## Work item
Looking at the data below, state how many lines contain "icon". No other words are wanted.

----- Given entries

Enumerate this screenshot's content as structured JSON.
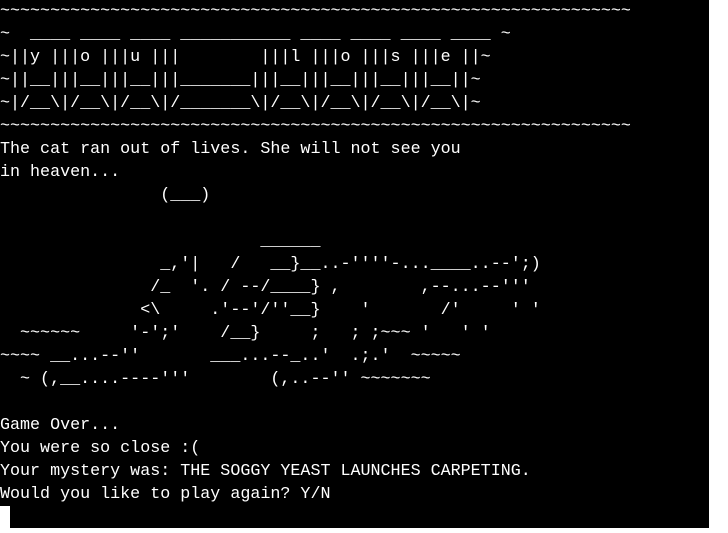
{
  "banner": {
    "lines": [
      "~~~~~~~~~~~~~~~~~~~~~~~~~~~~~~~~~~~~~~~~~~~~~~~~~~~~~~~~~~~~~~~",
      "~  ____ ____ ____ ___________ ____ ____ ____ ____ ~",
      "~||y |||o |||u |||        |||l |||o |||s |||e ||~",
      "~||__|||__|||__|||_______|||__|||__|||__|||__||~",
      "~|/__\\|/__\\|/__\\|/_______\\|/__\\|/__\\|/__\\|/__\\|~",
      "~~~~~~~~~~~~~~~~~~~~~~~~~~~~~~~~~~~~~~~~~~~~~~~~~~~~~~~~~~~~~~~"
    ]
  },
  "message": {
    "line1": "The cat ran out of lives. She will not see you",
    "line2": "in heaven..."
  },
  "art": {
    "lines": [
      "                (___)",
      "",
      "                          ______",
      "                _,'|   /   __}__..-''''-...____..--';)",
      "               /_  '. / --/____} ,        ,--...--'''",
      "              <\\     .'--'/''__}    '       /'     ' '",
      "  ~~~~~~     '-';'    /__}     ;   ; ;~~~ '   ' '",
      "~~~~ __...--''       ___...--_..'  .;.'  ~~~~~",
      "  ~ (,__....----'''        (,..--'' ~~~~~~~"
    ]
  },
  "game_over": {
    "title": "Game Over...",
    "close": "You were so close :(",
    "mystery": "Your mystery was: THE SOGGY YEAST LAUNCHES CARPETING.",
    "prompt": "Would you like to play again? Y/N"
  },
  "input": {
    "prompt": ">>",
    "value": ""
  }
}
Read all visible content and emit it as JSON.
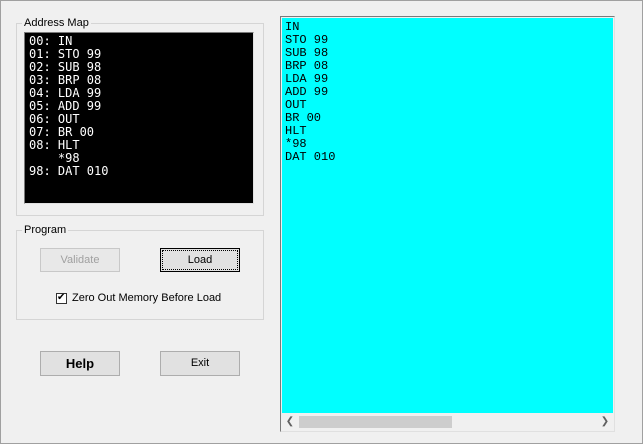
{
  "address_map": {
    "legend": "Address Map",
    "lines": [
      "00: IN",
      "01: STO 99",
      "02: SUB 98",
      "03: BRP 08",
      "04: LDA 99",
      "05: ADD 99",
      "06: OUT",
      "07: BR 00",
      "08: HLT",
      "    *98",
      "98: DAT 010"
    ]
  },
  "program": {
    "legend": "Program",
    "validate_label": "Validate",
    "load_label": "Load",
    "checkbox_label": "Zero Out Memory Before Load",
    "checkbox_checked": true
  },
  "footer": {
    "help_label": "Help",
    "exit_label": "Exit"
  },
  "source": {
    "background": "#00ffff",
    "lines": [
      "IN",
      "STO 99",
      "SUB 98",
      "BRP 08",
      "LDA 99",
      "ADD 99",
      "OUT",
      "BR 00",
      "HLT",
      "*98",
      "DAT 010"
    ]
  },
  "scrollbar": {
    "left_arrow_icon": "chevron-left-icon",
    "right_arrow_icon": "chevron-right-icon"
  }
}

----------

## Solution
2